But no nation seems to have taken Ulysses to their collective bosom than the UK. The series got its premiere showing on the BBC in 1985-86, but then returned to air for a run on Channel 4 the best part of a decade later in 1993. After its initial screening on broadcast networks, it also appeared on multiple satellite and cable channels. Starting with The Children's Channel in 1994, it also aired on, Fox Kids, Toon Disney and The Disney Channel with the most recent run ending on Jetix in 2009.

The sci-fi retelling cast Ulysees as the captain of the spaceship The Odysee. He draws the wrath of the Gods Of Olympus when he slays a robot Cyclops in order to save a group of enslaved children, which includes his son Telemachus and blue-skinned aliens Yumi and Numinor.

In punishment, Zeus freezes his crew in suspended animation and condemns Ulysees to journey the universe in search of the kingdom of Hades to be able to return home. With his crew on ice, Ulysees has only Telemachus, Yumi and an incredibly annoying robot called Nono to keep him company,

Throughout the series, Ulysees and his companions encounter new friends and foes and visit numerous different worlds. A significant amount of the stories are based on Greek myths. They're given a sci-fi spin (and in some cases toned down to be suitable for a young audience) but are still recognisable as the original myths.

Myths featured include the Minotaur and The Labyrinth, The Riddle of The Sphinx, The Lotus Easters and Sisyphus.

The series also shows influence from iconic sci-fi films and franchises. It was made in the shadow of the release of Star Wars so any similarities were not accidental. Ulysees wields a blade that is clearly a light sabre and the producers even got into legal trouble with LucasFilm over similarities in the show's soundtrack.

It's a fondly remembered show as it is a legitimate piece of animated sci-fi. There are elements that remind you the series is aimed at kids (and they can be annoying *cough Nono *cough) but for the most part, it works for fans of sci-fi and people interested in mythology.  Sure, the animation is dated but it doesn't detract too much from some really inspired design work and great world-building. And as with so many of our favourite childhood shows, the opening song is an absolute banger. A 40th-anniversary special edition of the soundtrack has even been released in France this year.

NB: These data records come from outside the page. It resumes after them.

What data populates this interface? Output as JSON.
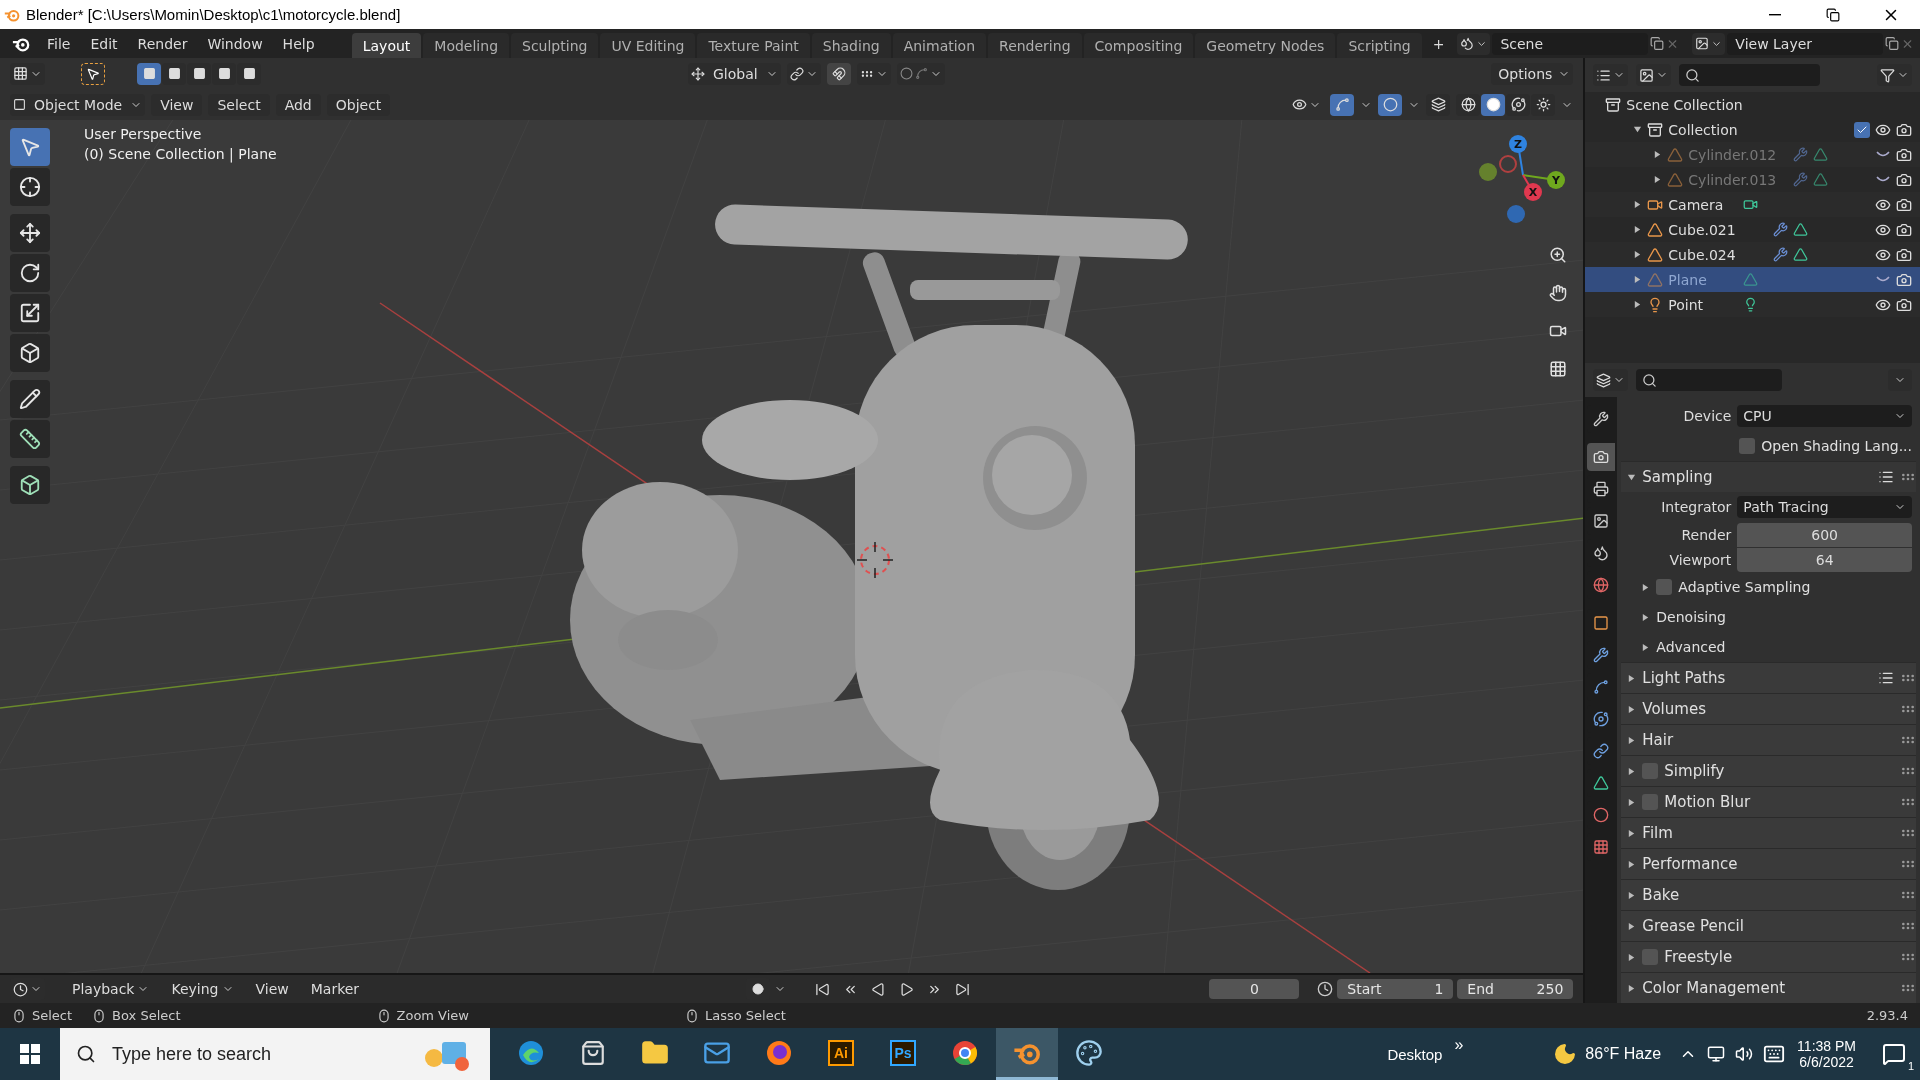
{
  "window": {
    "title": "Blender* [C:\\Users\\Momin\\Desktop\\c1\\motorcycle.blend]"
  },
  "menu": [
    "File",
    "Edit",
    "Render",
    "Window",
    "Help"
  ],
  "workspaces": [
    {
      "label": "Layout",
      "selected": true
    },
    {
      "label": "Modeling",
      "selected": false
    },
    {
      "label": "Sculpting",
      "selected": false
    },
    {
      "label": "UV Editing",
      "selected": false
    },
    {
      "label": "Texture Paint",
      "selected": false
    },
    {
      "label": "Shading",
      "selected": false
    },
    {
      "label": "Animation",
      "selected": false
    },
    {
      "label": "Rendering",
      "selected": false
    },
    {
      "label": "Compositing",
      "selected": false
    },
    {
      "label": "Geometry Nodes",
      "selected": false
    },
    {
      "label": "Scripting",
      "selected": false
    }
  ],
  "add_workspace": "+",
  "scene": "Scene",
  "view_layer": "View Layer",
  "viewport": {
    "select_modes": [
      {
        "selected": true
      },
      {
        "selected": false
      },
      {
        "selected": false
      },
      {
        "selected": false
      },
      {
        "selected": false
      }
    ],
    "orientation": "Global",
    "options": "Options",
    "mode": "Object Mode",
    "menus": [
      "View",
      "Select",
      "Add",
      "Object"
    ],
    "shading": [
      {
        "kind": "wireframe",
        "selected": false
      },
      {
        "kind": "solid",
        "selected": true
      },
      {
        "kind": "material",
        "selected": false
      },
      {
        "kind": "rendered",
        "selected": false
      }
    ],
    "overlay_text": [
      "User Perspective",
      "(0) Scene Collection | Plane"
    ],
    "tools": [
      {
        "kind": "select",
        "selected": true
      },
      {
        "kind": "cursor",
        "selected": false
      },
      {
        "kind": "move",
        "selected": false
      },
      {
        "kind": "rotate",
        "selected": false
      },
      {
        "kind": "scale",
        "selected": false
      },
      {
        "kind": "transform",
        "selected": false
      },
      {
        "kind": "annotate",
        "selected": false
      },
      {
        "kind": "measure",
        "selected": false
      },
      {
        "kind": "add-cube",
        "selected": false
      }
    ],
    "gizmo": [
      {
        "label": "Z",
        "color": "#2f83e0"
      },
      {
        "label": "Y",
        "color": "#6fa81e"
      },
      {
        "label": "X",
        "color": "#e0384f"
      }
    ]
  },
  "outliner": {
    "root": "Scene Collection",
    "items": [
      {
        "name": "Collection",
        "kind": "collection",
        "expanded": true,
        "checked": true,
        "visible": true,
        "selected": false,
        "children": [
          {
            "name": "Cylinder.012",
            "kind": "mesh",
            "expanded": false,
            "visible": false,
            "selected": false,
            "modifiers": true
          },
          {
            "name": "Cylinder.013",
            "kind": "mesh",
            "expanded": false,
            "visible": false,
            "selected": false,
            "modifiers": true
          }
        ]
      },
      {
        "name": "Camera",
        "kind": "camera",
        "expanded": false,
        "visible": true,
        "selected": false,
        "modifiers": false
      },
      {
        "name": "Cube.021",
        "kind": "mesh",
        "expanded": false,
        "visible": true,
        "selected": false,
        "modifiers": true
      },
      {
        "name": "Cube.024",
        "kind": "mesh",
        "expanded": false,
        "visible": true,
        "selected": false,
        "modifiers": true
      },
      {
        "name": "Plane",
        "kind": "mesh",
        "expanded": false,
        "visible": false,
        "selected": true,
        "modifiers": false
      },
      {
        "name": "Point",
        "kind": "light",
        "expanded": false,
        "visible": true,
        "selected": false,
        "modifiers": false
      }
    ]
  },
  "properties": {
    "tabs": [
      {
        "kind": "tool",
        "selected": false
      },
      {
        "kind": "render",
        "selected": true
      },
      {
        "kind": "output",
        "selected": false
      },
      {
        "kind": "view_layer",
        "selected": false
      },
      {
        "kind": "scene",
        "selected": false
      },
      {
        "kind": "world",
        "selected": false
      },
      {
        "kind": "object",
        "selected": false
      },
      {
        "kind": "modifiers",
        "selected": false
      },
      {
        "kind": "particles",
        "selected": false
      },
      {
        "kind": "physics",
        "selected": false
      },
      {
        "kind": "constraints",
        "selected": false
      },
      {
        "kind": "data",
        "selected": false
      },
      {
        "kind": "material",
        "selected": false
      },
      {
        "kind": "texture",
        "selected": false
      }
    ],
    "device_label": "Device",
    "device": "CPU",
    "osl": {
      "label": "Open Shading Lang...",
      "checked": false
    },
    "panels": [
      {
        "title": "Sampling",
        "expanded": true,
        "presets": true,
        "fields": [
          {
            "kind": "select",
            "label": "Integrator",
            "value": "Path Tracing"
          },
          {
            "kind": "number",
            "label": "Render",
            "value": "600"
          },
          {
            "kind": "number",
            "label": "Viewport",
            "value": "64"
          }
        ],
        "subpanels": [
          {
            "title": "Adaptive Sampling",
            "checked": false
          },
          {
            "title": "Denoising"
          },
          {
            "title": "Advanced"
          }
        ]
      },
      {
        "title": "Light Paths",
        "expanded": false,
        "presets": true
      },
      {
        "title": "Volumes",
        "expanded": false,
        "presets": false
      },
      {
        "title": "Hair",
        "expanded": false,
        "presets": false
      },
      {
        "title": "Simplify",
        "expanded": false,
        "presets": false,
        "checked": false
      },
      {
        "title": "Motion Blur",
        "expanded": false,
        "presets": false,
        "checked": false
      },
      {
        "title": "Film",
        "expanded": false,
        "presets": false
      },
      {
        "title": "Performance",
        "expanded": false,
        "presets": false
      },
      {
        "title": "Bake",
        "expanded": false,
        "presets": false
      },
      {
        "title": "Grease Pencil",
        "expanded": false,
        "presets": false
      },
      {
        "title": "Freestyle",
        "expanded": false,
        "presets": false,
        "checked": false
      },
      {
        "title": "Color Management",
        "expanded": false,
        "presets": false
      }
    ]
  },
  "timeline": {
    "menus": [
      {
        "label": "Playback",
        "dropdown": true
      },
      {
        "label": "Keying",
        "dropdown": true
      },
      {
        "label": "View",
        "dropdown": false
      },
      {
        "label": "Marker",
        "dropdown": false
      }
    ],
    "frame": "0",
    "start_label": "Start",
    "start": "1",
    "end_label": "End",
    "end": "250"
  },
  "status_bar": {
    "items": [
      "Select",
      "Box Select",
      "Zoom View",
      "Lasso Select"
    ],
    "version": "2.93.4"
  },
  "taskbar": {
    "search": {
      "placeholder": "Type here to search"
    },
    "apps": [
      {
        "kind": "edge",
        "selected": false
      },
      {
        "kind": "store",
        "selected": false
      },
      {
        "kind": "explorer",
        "selected": false
      },
      {
        "kind": "mail",
        "selected": false
      },
      {
        "kind": "firefox",
        "selected": false
      },
      {
        "kind": "text",
        "text": "Ai",
        "color": "#ff9a00",
        "selected": false
      },
      {
        "kind": "text",
        "text": "Ps",
        "color": "#31a8ff",
        "selected": false
      },
      {
        "kind": "chrome",
        "selected": false
      },
      {
        "kind": "blender",
        "selected": true
      },
      {
        "kind": "paint",
        "selected": false
      }
    ],
    "desktop": "Desktop",
    "more": "»",
    "weather": "86°F  Haze",
    "time": "11:38 PM",
    "date": "6/6/2022",
    "notifications": "1"
  }
}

The series has been released in boxsets in the UK and Australia during the noughties but are now long out of print- you may be able to pick up a second-hand copy if you're lucky. There's no legitimate streaming option either (somebody should get on that), but some dedicated fan has produced a restoration and uploaded the whole series on a certain well know video streaming site for those who might know where to look.

A beautifully restored Blu-Ray would be nice, but we'd settle for a kosher streaming option, and we hope with the series celebrating its anniversary it might be just the time for it to happen. The series would also be a strong candidate for a reboot with modern animation, a more serious tone... and no Nono. We can dream, can't we?